_Exercise_
Scan the material below for the string "ServiceEurekaApplication". Report every line that has it.

START Dataset extract

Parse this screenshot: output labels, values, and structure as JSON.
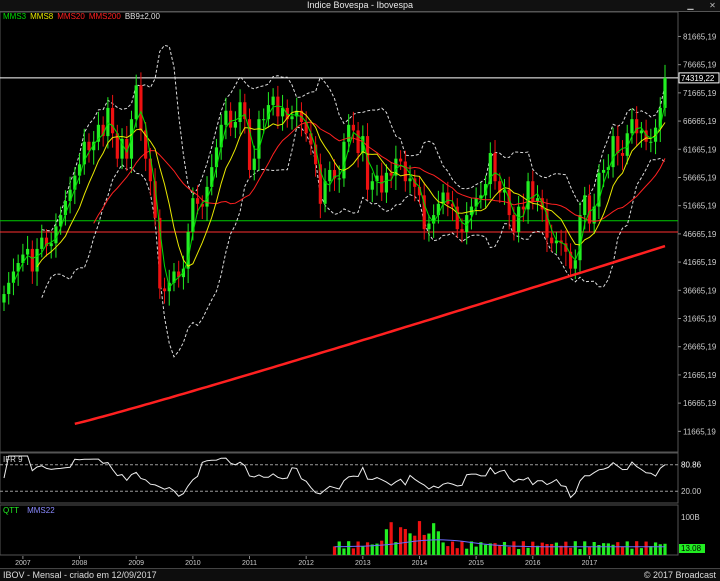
{
  "window": {
    "title": "Indice Bovespa - Ibovespa",
    "minimize_icon": "minimize-icon",
    "close_icon": "close-icon"
  },
  "legend": {
    "mms3": "MMS3",
    "mms8": "MMS8",
    "mms20": "MMS20",
    "mms200": "MMS200",
    "bb": "BB9±2,00"
  },
  "colors": {
    "mms3": "#00dd00",
    "mms8": "#e8e800",
    "mms20": "#ff2020",
    "mms200": "#ff2020",
    "bb": "#dddddd",
    "up_candle": "#22ee22",
    "down_candle": "#ee1111",
    "level_green": "#00cc00",
    "level_red": "#ff3030",
    "level_white": "#ffffff",
    "volume_avg": "#6a6aff"
  },
  "footer": {
    "left": "IBOV - Mensal - criado em 12/09/2017",
    "right": "© 2017 Broadcast"
  },
  "chart_data": [
    {
      "type": "candlestick",
      "title": "Indice Bovespa - Ibovespa",
      "y_ticks": [
        "81665,19",
        "76665,19",
        "71665,19",
        "66665,19",
        "61665,19",
        "56665,19",
        "51665,19",
        "46665,19",
        "41665,19",
        "36665,19",
        "31665,19",
        "26665,19",
        "21665,19",
        "16665,19",
        "11665,19"
      ],
      "ylim": [
        8000,
        86000
      ],
      "x_ticks": [
        "2007",
        "2008",
        "2009",
        "2010",
        "2011",
        "2012",
        "2013",
        "2014",
        "2015",
        "2016",
        "2017"
      ],
      "last_value_label": "74319,22",
      "levels": {
        "green": 49000,
        "red": 47000,
        "white": 74319
      },
      "series_names": [
        "MMS3",
        "MMS8",
        "MMS20",
        "MMS200",
        "BB9±2,00"
      ],
      "closes_monthly_approx": [
        36000,
        38000,
        40000,
        41500,
        43000,
        44000,
        40000,
        44000,
        46000,
        44500,
        45000,
        48000,
        50000,
        52500,
        54500,
        57000,
        59000,
        63000,
        61500,
        63000,
        66000,
        64000,
        69000,
        64500,
        60000,
        63500,
        60000,
        67000,
        73000,
        65000,
        60000,
        56000,
        49500,
        37000,
        36500,
        38000,
        40000,
        39000,
        40500,
        47000,
        53000,
        52000,
        51500,
        55000,
        58500,
        62000,
        66000,
        68500,
        65500,
        66500,
        70000,
        67000,
        58000,
        60000,
        67000,
        67000,
        69500,
        71000,
        67500,
        69000,
        67000,
        67500,
        68500,
        66500,
        64500,
        62500,
        59000,
        52000,
        56000,
        58000,
        56500,
        56500,
        63000,
        66000,
        65000,
        61000,
        64000,
        54500,
        56000,
        57000,
        54000,
        57500,
        57000,
        60000,
        59500,
        56000,
        56500,
        55000,
        53500,
        47500,
        48500,
        50000,
        52000,
        54000,
        52000,
        51500,
        47500,
        47000,
        50000,
        51500,
        53000,
        53500,
        55500,
        61000,
        56000,
        54000,
        54500,
        50000,
        47000,
        51500,
        51000,
        56000,
        52500,
        53000,
        51000,
        46000,
        45000,
        45500,
        45000,
        43500,
        40500,
        42000,
        50000,
        53500,
        48500,
        51500,
        57500,
        58000,
        58500,
        64000,
        61000,
        60500,
        64500,
        67000,
        64500,
        65000,
        63000,
        63000,
        65500,
        69000,
        74319
      ],
      "mms200_range": [
        13000,
        44500
      ],
      "indicators": {
        "ifr": {
          "name": "IFR 9",
          "value_label": "80.86",
          "level_label": "20.00",
          "ylim": [
            0,
            100
          ],
          "level": 20
        },
        "volume": {
          "name": "QTT",
          "avg_name": "MMS22",
          "scale_label": "100B",
          "value_label": "13.08"
        }
      }
    }
  ]
}
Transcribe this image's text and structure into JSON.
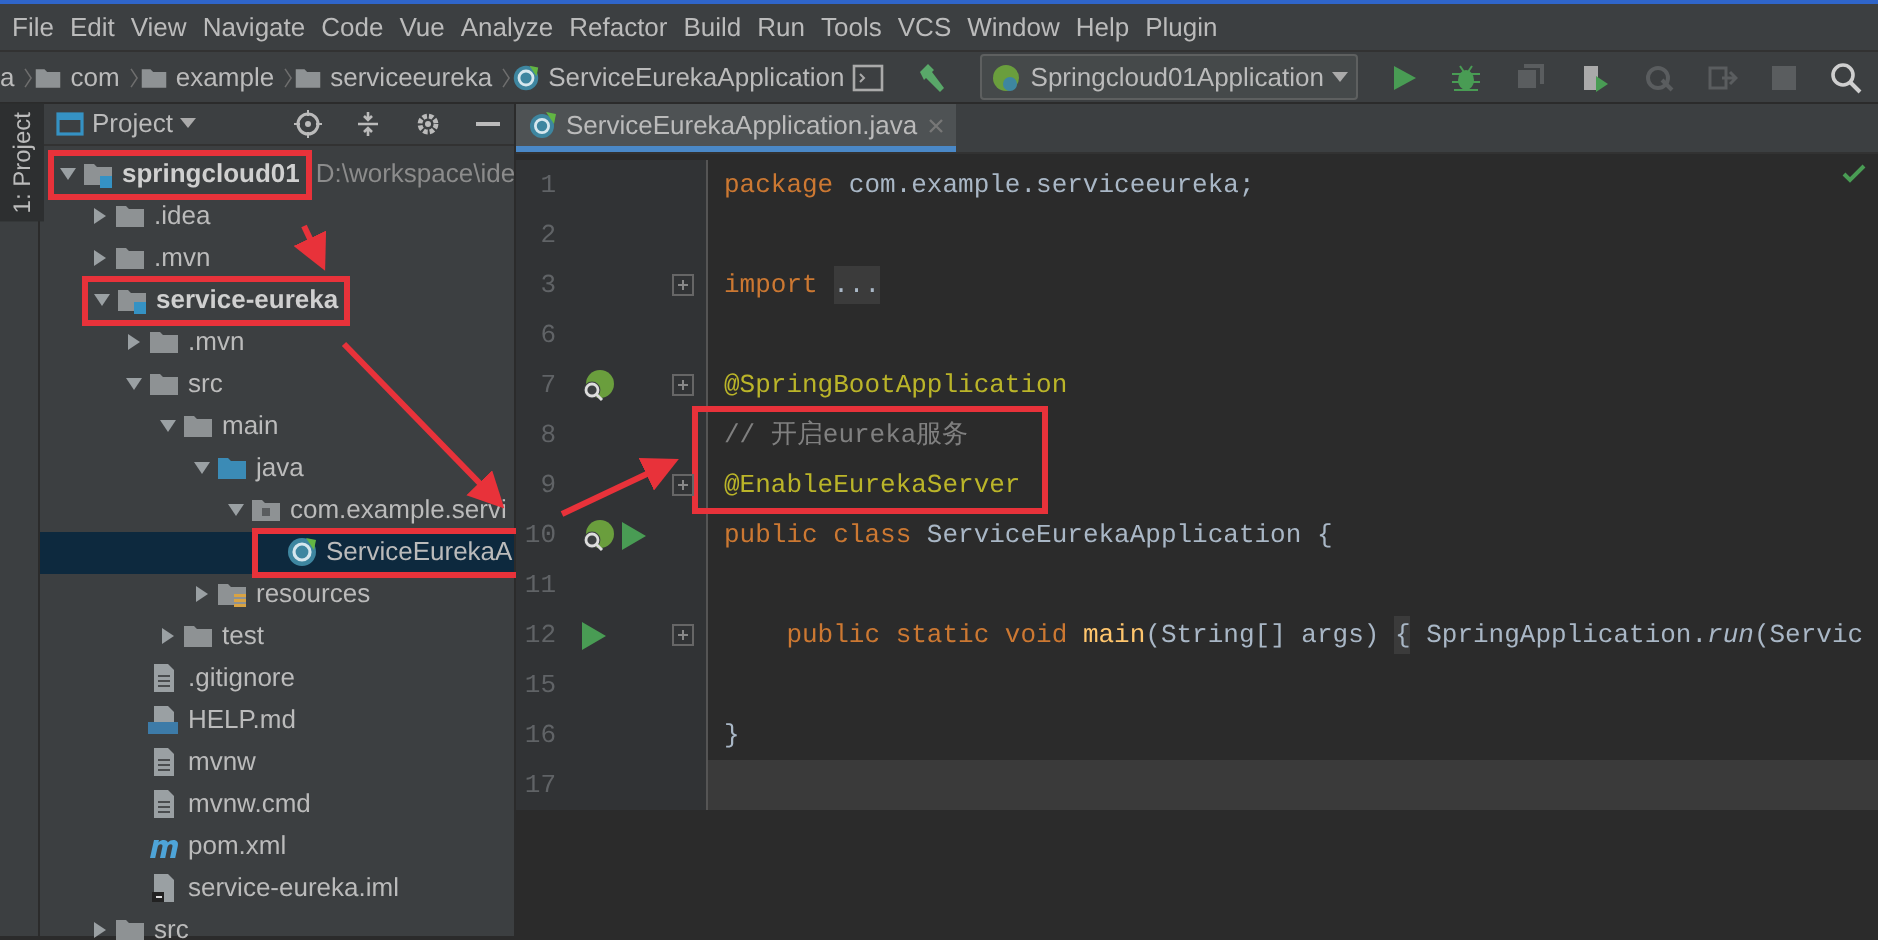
{
  "menu": [
    "File",
    "Edit",
    "View",
    "Navigate",
    "Code",
    "Vue",
    "Analyze",
    "Refactor",
    "Build",
    "Run",
    "Tools",
    "VCS",
    "Window",
    "Help",
    "Plugin"
  ],
  "breadcrumb": [
    {
      "label": "a"
    },
    {
      "label": "com",
      "kind": "folder"
    },
    {
      "label": "example",
      "kind": "folder"
    },
    {
      "label": "serviceeureka",
      "kind": "folder"
    },
    {
      "label": "ServiceEurekaApplication",
      "kind": "class"
    }
  ],
  "run_config": "Springcloud01Application",
  "tool_window_stripe": "1: Project",
  "project_panel": {
    "title": "Project",
    "tree": [
      {
        "label": "springcloud01",
        "suffix": "D:\\workspace\\ide",
        "kind": "module",
        "highlighted": true,
        "selected": false,
        "expanded": true,
        "children": [
          {
            "label": ".idea",
            "kind": "folder",
            "highlighted": false,
            "selected": false,
            "expanded": false
          },
          {
            "label": ".mvn",
            "kind": "folder",
            "highlighted": false,
            "selected": false,
            "expanded": false
          },
          {
            "label": "service-eureka",
            "kind": "module",
            "highlighted": true,
            "selected": false,
            "expanded": true,
            "children": [
              {
                "label": ".mvn",
                "kind": "folder",
                "highlighted": false,
                "selected": false,
                "expanded": false
              },
              {
                "label": "src",
                "kind": "folder",
                "highlighted": false,
                "selected": false,
                "expanded": true,
                "children": [
                  {
                    "label": "main",
                    "kind": "folder",
                    "highlighted": false,
                    "selected": false,
                    "expanded": true,
                    "children": [
                      {
                        "label": "java",
                        "kind": "source",
                        "highlighted": false,
                        "selected": false,
                        "expanded": true,
                        "children": [
                          {
                            "label": "com.example.servi",
                            "kind": "package",
                            "highlighted": false,
                            "selected": false,
                            "expanded": true,
                            "children": [
                              {
                                "label": "ServiceEurekaA",
                                "kind": "class",
                                "highlighted": true,
                                "selected": true
                              }
                            ]
                          }
                        ]
                      },
                      {
                        "label": "resources",
                        "kind": "resources",
                        "highlighted": false,
                        "selected": false,
                        "expanded": false
                      }
                    ]
                  },
                  {
                    "label": "test",
                    "kind": "folder",
                    "highlighted": false,
                    "selected": false,
                    "expanded": false
                  }
                ]
              },
              {
                "label": ".gitignore",
                "kind": "file",
                "highlighted": false,
                "selected": false
              },
              {
                "label": "HELP.md",
                "kind": "markdown",
                "highlighted": false,
                "selected": false
              },
              {
                "label": "mvnw",
                "kind": "file",
                "highlighted": false,
                "selected": false
              },
              {
                "label": "mvnw.cmd",
                "kind": "file",
                "highlighted": false,
                "selected": false
              },
              {
                "label": "pom.xml",
                "kind": "maven",
                "highlighted": false,
                "selected": false
              },
              {
                "label": "service-eureka.iml",
                "kind": "iml",
                "highlighted": false,
                "selected": false
              }
            ]
          },
          {
            "label": "src",
            "kind": "folder",
            "highlighted": false,
            "selected": false,
            "expanded": false
          }
        ]
      }
    ]
  },
  "editor": {
    "tab": {
      "label": "ServiceEurekaApplication.java",
      "selected": true
    },
    "lines": [
      {
        "number": "1",
        "fold": false,
        "current": false,
        "highlighted": false,
        "tokens": [
          {
            "kind": "keyword",
            "text": "package"
          },
          {
            "kind": "plain",
            "text": " com.example.serviceeureka;"
          }
        ]
      },
      {
        "number": "2",
        "fold": false,
        "current": false,
        "highlighted": false
      },
      {
        "number": "3",
        "fold": true,
        "current": false,
        "highlighted": false,
        "tokens": [
          {
            "kind": "keyword",
            "text": "import "
          },
          {
            "kind": "folded",
            "text": "..."
          }
        ]
      },
      {
        "number": "6",
        "fold": false,
        "current": false,
        "highlighted": false
      },
      {
        "number": "7",
        "fold": true,
        "current": false,
        "highlighted": false,
        "gutter": [
          {
            "kind": "bean"
          }
        ],
        "tokens": [
          {
            "kind": "annotation",
            "text": "@SpringBootApplication"
          }
        ]
      },
      {
        "number": "8",
        "fold": false,
        "current": false,
        "highlighted": true,
        "tokens": [
          {
            "kind": "comment",
            "text": "// 开启eureka服务"
          }
        ]
      },
      {
        "number": "9",
        "fold": true,
        "current": false,
        "highlighted": true,
        "tokens": [
          {
            "kind": "annotation",
            "text": "@EnableEurekaServer"
          }
        ]
      },
      {
        "number": "10",
        "fold": false,
        "current": false,
        "highlighted": false,
        "gutter": [
          {
            "kind": "bean"
          },
          {
            "kind": "run"
          }
        ],
        "tokens": [
          {
            "kind": "keyword",
            "text": "public class"
          },
          {
            "kind": "plain",
            "text": " ServiceEurekaApplication {"
          }
        ]
      },
      {
        "number": "11",
        "fold": false,
        "current": false,
        "highlighted": false
      },
      {
        "number": "12",
        "fold": true,
        "current": false,
        "highlighted": false,
        "gutter": [
          {
            "kind": "run"
          }
        ],
        "tokens": [
          {
            "kind": "keyword",
            "text": "    public static void "
          },
          {
            "kind": "method",
            "text": "main"
          },
          {
            "kind": "plain",
            "text": "(String[] args) "
          },
          {
            "kind": "folded",
            "text": "{"
          },
          {
            "kind": "plain",
            "text": " SpringApplication."
          },
          {
            "kind": "static",
            "text": "run"
          },
          {
            "kind": "plain",
            "text": "(Servic"
          }
        ]
      },
      {
        "number": "15",
        "fold": false,
        "current": false,
        "highlighted": false
      },
      {
        "number": "16",
        "fold": false,
        "current": false,
        "highlighted": false,
        "tokens": [
          {
            "kind": "plain",
            "text": "}"
          }
        ]
      },
      {
        "number": "17",
        "fold": false,
        "current": true,
        "highlighted": false
      }
    ]
  }
}
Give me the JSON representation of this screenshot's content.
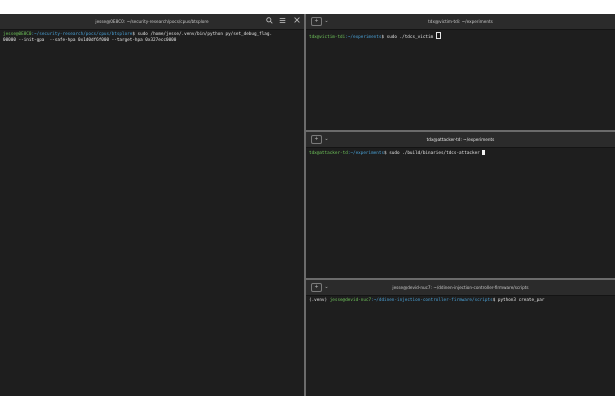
{
  "terminals": {
    "left": {
      "title": "jesse@0E8C0: ~/security-research/pocs/cpus/btsplore",
      "search_icon": "search-icon",
      "menu_icon": "hamburger-menu-icon",
      "close_icon": "close-icon",
      "prompt_user": "jesse@0E8C0",
      "prompt_path": ":~/security-research/pocs/cpus/btsplore",
      "command": "$ sudo /home/jesse/.venv/bin/python py/set_debug_flag.",
      "output_line": "00000 --init-gpa  --safe-hpa 0x1d0df6f000 --target-hpa 0x327ecc0000"
    },
    "top_right": {
      "title": "tdx@victim-tdi: ~/experiments",
      "new_tab_icon": "new-tab-icon",
      "dropdown_icon": "chevron-down-icon",
      "prompt_user": "tdx@victim-tdi",
      "prompt_path": ":~/experiments",
      "command": "$ sudo ./tdcs_victim "
    },
    "middle_right": {
      "title": "tdx@attacker-td: ~/experiments",
      "new_tab_icon": "new-tab-icon",
      "dropdown_icon": "chevron-down-icon",
      "prompt_user": "tdx@attacker-td",
      "prompt_path": ":~/experiments",
      "command": "$ sudo ./build/binaries/tdcs-attacker "
    },
    "bottom_right": {
      "title": "jesse@devid-nuc7: ~/ddinen-injection-controller-firmware/scripts",
      "new_tab_icon": "new-tab-icon",
      "dropdown_icon": "chevron-down-icon",
      "venv": "(.venv) ",
      "prompt_user": "jesse@devid-nuc7",
      "prompt_path": ":~/ddinen-injection-controller-firmware/scripts",
      "command": "$ python3 create_par"
    }
  },
  "colors": {
    "terminal_bg": "#1e1e1e",
    "titlebar_bg": "#2b2b2b",
    "prompt_user": "#6fc55a",
    "prompt_path": "#4aa3d9",
    "text": "#e6e6e6"
  }
}
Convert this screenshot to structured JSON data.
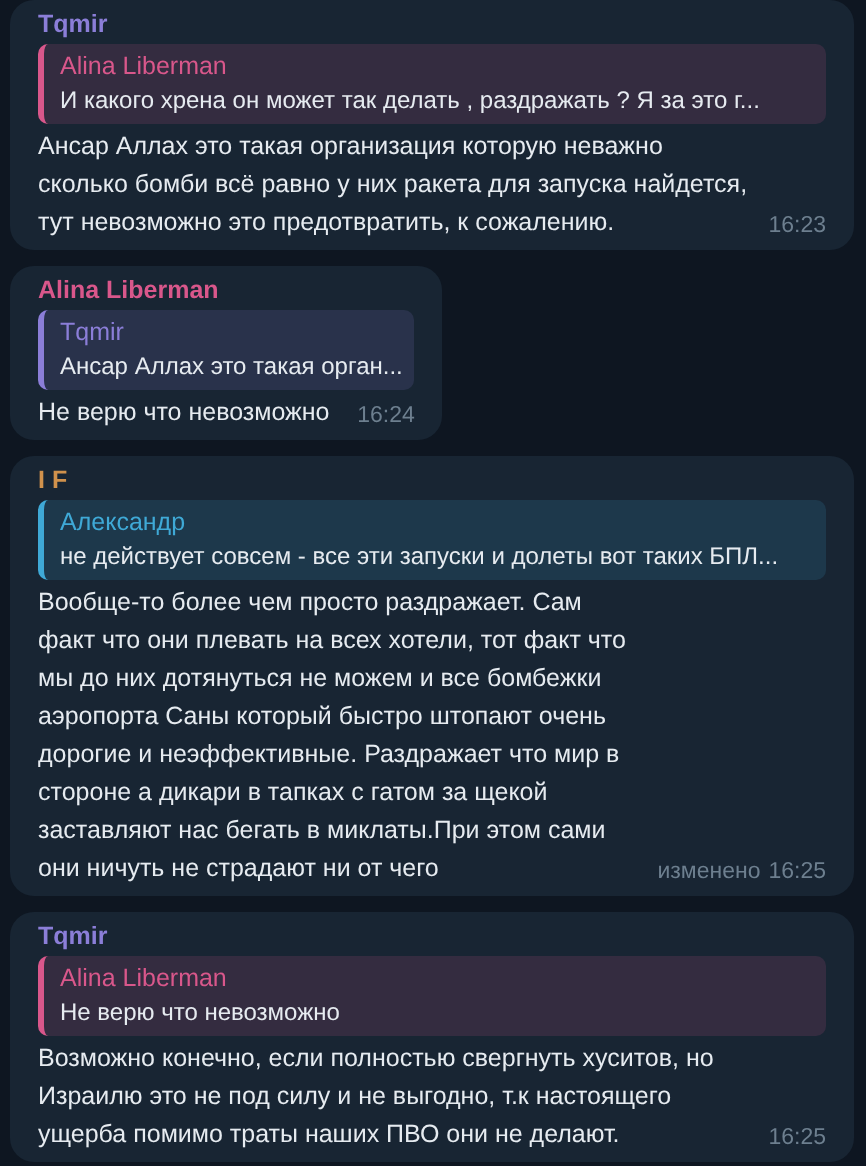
{
  "messages": [
    {
      "author": {
        "name": "Tqmir",
        "color": "#8b7ed8"
      },
      "reply": {
        "name": "Alina Liberman",
        "color": "#d9578b",
        "text": "И какого хрена он может так делать , раздражать ? Я за это г..."
      },
      "text": "Ансар Аллах это такая организация которую неважно сколько бомби всё равно у них ракета для запуска найдется, тут невозможно это предотвратить, к сожалению.",
      "time": "16:23"
    },
    {
      "author": {
        "name": "Alina Liberman",
        "color": "#d9578b"
      },
      "reply": {
        "name": "Tqmir",
        "color": "#8b7ed8",
        "text": "Ансар Аллах это такая орган..."
      },
      "text": "Не верю что невозможно",
      "time": "16:24"
    },
    {
      "author": {
        "name": "I F",
        "color": "#d0914c"
      },
      "reply": {
        "name": "Александр",
        "color": "#3fa9d6",
        "text": "не действует совсем - все эти запуски и долеты вот таких БПЛ..."
      },
      "text": "Вообще-то более чем просто раздражает. Сам факт что они плевать на всех хотели, тот факт что мы до них дотянуться не можем и все бомбежки аэропорта Саны который быстро штопают очень дорогие и неэффективные. Раздражает что мир в стороне а дикари в тапках с гатом за щекой заставляют нас бегать в миклаты.При этом сами они ничуть не страдают ни от чего",
      "edited": "изменено",
      "time": "16:25"
    },
    {
      "author": {
        "name": "Tqmir",
        "color": "#8b7ed8"
      },
      "reply": {
        "name": "Alina Liberman",
        "color": "#d9578b",
        "text": "Не верю что невозможно"
      },
      "text": "Возможно конечно, если полностью свергнуть хуситов, но Израилю это не под силу и не выгодно, т.к настоящего ущерба помимо траты наших ПВО они не делают.",
      "time": "16:25"
    }
  ]
}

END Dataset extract

_Answer to this task_
      "label": "ServiceEurekaApplication",
      "label": "ServiceEurekaApplication.java",
            "text": " ServiceEurekaApplication {"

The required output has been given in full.